Problem to work on: Your answer must be an exact copy of the data, without any pictures.

Data for review: Begin

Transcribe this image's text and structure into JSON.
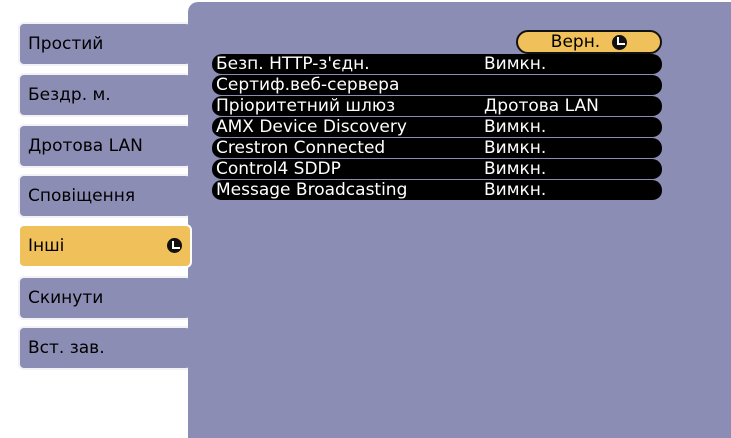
{
  "sidebar": {
    "items": [
      {
        "label": "Простий",
        "active": false
      },
      {
        "label": "Бездр. м.",
        "active": false
      },
      {
        "label": "Дротова LAN",
        "active": false
      },
      {
        "label": "Сповіщення",
        "active": false
      },
      {
        "label": "Інші",
        "active": true
      },
      {
        "label": "Скинути",
        "active": false
      },
      {
        "label": "Вст. зав.",
        "active": false
      }
    ]
  },
  "panel": {
    "back_label": "Верн.",
    "rows": [
      {
        "label": "Безп. HTTP-з'єдн.",
        "value": "Вимкн."
      },
      {
        "label": "Сертиф.веб-сервера",
        "value": ""
      },
      {
        "label": "Пріоритетний шлюз",
        "value": "Дротова LAN"
      },
      {
        "label": "AMX Device Discovery",
        "value": "Вимкн."
      },
      {
        "label": "Crestron Connected",
        "value": "Вимкн."
      },
      {
        "label": "Control4 SDDP",
        "value": "Вимкн."
      },
      {
        "label": "Message Broadcasting",
        "value": "Вимкн."
      }
    ]
  },
  "colors": {
    "menu_bg": "#8c8db5",
    "active_tab": "#f0c05a",
    "row_bg": "#000000"
  }
}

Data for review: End

Expected answer:
Transcribe this image's text and structure into JSON.
{
  "sidebar": {
    "items": [
      {
        "label": "Простий",
        "active": false
      },
      {
        "label": "Бездр. м.",
        "active": false
      },
      {
        "label": "Дротова LAN",
        "active": false
      },
      {
        "label": "Сповіщення",
        "active": false
      },
      {
        "label": "Інші",
        "active": true
      },
      {
        "label": "Скинути",
        "active": false
      },
      {
        "label": "Вст. зав.",
        "active": false
      }
    ]
  },
  "panel": {
    "back_label": "Верн.",
    "rows": [
      {
        "label": "Безп. HTTP-з'єдн.",
        "value": "Вимкн."
      },
      {
        "label": "Сертиф.веб-сервера",
        "value": ""
      },
      {
        "label": "Пріоритетний шлюз",
        "value": "Дротова LAN"
      },
      {
        "label": "AMX Device Discovery",
        "value": "Вимкн."
      },
      {
        "label": "Crestron Connected",
        "value": "Вимкн."
      },
      {
        "label": "Control4 SDDP",
        "value": "Вимкн."
      },
      {
        "label": "Message Broadcasting",
        "value": "Вимкн."
      }
    ]
  },
  "colors": {
    "menu_bg": "#8c8db5",
    "active_tab": "#f0c05a",
    "row_bg": "#000000"
  }
}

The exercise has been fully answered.